Let’s start with a great classic from the Olde Sweet Shoppe up and down the country: liquorish. After the Battle of Hastings and the Norman conquest of England, this part of the country went through a very rough time: the people of the North tried to rebel against the Normans, but all they obtained was an exacerbation of Norman ruling over the area, that scorched crops, domestic animals and farming tools, bringing the population on its knees. In response to this, a lot of abbeys and priories were born to help the suffering population. And that’ liquorish was created in 1500s. The first UK liquorice crop ever recorded was apparently grown in the market town of Pontefract. It had been brought from the Middle East as a medical plant by Crusaders and the rich Yorkshire soil provided the perfect conditions to grow it. It was mostly used in cough syrups, given its anti-inflammatory effects, and it wasn’t until the 19th century that it was transformed into a popular sweet.


Another famous and popular product is Wensleydale cheese, in the historical Wensleydale Creamery based in Hawes. Cheese-making in the area dates back to 1150, when French Cistercian monks settled in the area and started making cheese using their own traditional recipes. During the reign of Henry VIII and the dissolution of monasteries, the recipe was passed to farmers’ wives, but it wasn’t until 1897, when a local merchant, Edward Chapman, started to purchase milk from local farms and began the production of Wensleydale on a larger scale.


Another typical product of the region is forced rhubarb. In the small nine square-mile triangle area between Wakefield, Morley and Rothwell, also known as the “Rhubarb triangle”, winter rhubarb has been grown since 1877. Forced rhubarb is grown in caves, where the crop is kept away from direct light, keeping the pale stalks softer and sweeter than the ones harvested during the summer.


Two of the most popular and traditional desserts of Yorkshire are parkin and Yorkshire custard tart. Parkin is a gingerbread cake made with oatmeal and treacle. Whilst baked as a hard cake, once it’s rested it becomes a soft and juicy cake. It became popular in 1728 and since then it’s been produced following the traditional recipe. The Yorkshire custard tart was traditionally backed for Whitsuntide by many local villages for the local fair days, but since 1750s it became largely popular and an all-year round product. It’s made using Yorkshire curd cheese and finished with a touch of lemon curd. Both pair up wonderfully with a cuppa of Yorkshire tea, of course!


The jewel of the crown, though, is the Yorkshire pudding, the staple of any Sunday Roast deserving this name! The batter is made with flour, eggs and milk and traditionally cooked in a piping hot tin greased with beef dripping. As much as we are used to the mini version of it, in Yorkshire they make them so big that a whole roast dinner fits inside. Dig in!
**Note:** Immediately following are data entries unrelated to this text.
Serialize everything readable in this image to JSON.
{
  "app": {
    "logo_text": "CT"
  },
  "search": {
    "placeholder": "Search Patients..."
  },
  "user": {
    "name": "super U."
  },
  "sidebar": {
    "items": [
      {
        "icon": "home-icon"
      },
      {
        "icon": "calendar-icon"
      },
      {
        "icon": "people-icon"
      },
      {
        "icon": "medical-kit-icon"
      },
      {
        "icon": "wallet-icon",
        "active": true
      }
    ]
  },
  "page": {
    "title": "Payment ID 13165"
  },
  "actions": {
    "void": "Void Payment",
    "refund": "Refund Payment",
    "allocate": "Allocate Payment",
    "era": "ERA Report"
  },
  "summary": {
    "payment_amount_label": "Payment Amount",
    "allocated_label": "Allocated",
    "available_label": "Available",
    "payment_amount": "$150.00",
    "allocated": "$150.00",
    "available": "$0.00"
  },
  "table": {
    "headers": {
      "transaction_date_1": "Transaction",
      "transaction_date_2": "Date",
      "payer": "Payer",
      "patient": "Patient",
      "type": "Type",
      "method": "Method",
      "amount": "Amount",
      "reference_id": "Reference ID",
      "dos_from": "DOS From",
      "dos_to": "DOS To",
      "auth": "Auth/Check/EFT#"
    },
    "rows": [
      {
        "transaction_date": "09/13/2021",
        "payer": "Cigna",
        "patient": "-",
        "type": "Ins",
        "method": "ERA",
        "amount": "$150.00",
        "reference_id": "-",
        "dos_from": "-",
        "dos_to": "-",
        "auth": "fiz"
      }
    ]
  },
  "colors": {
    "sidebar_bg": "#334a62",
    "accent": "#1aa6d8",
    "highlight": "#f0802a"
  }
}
To conclude our culinary tour of Yorkshire, a couple of interesting facts.

Joseph Priestly, the man behind the discovery of oxygen, is also behind the cre


ation of carbonated water. Mr Priestly hoisted a bowl of water above a beer vat in 1767, the first time anyone has deliberately created sparkling water.


Yorkshire is home of KitKat too. Henry Isaac Rowntree built a massive factory in York

in the 19th Century to cope with the increasing demand for his delicious chocolates across the country. It wasn't until 1935 that the first KitKat was made though - and even then it was known by a different name - the Rowntree's Chocolate Crisp.


To end on a high, a trip down memory lane: Party Rings! A classic of children's party,



Party Rings provide an immediate dose of nostalgia to anyone who grew up in the 80s or 90s. They were first introduced by Batley-based Fox’s Biscuits in 1983 and although they are not quite as popular as they once were, you can still find them in supermarkets.


So, may it be Yorkshire pudding, parkin, sparkling water or Wensleydale cheese,

choose your weapon and enjoy Yorkshire day!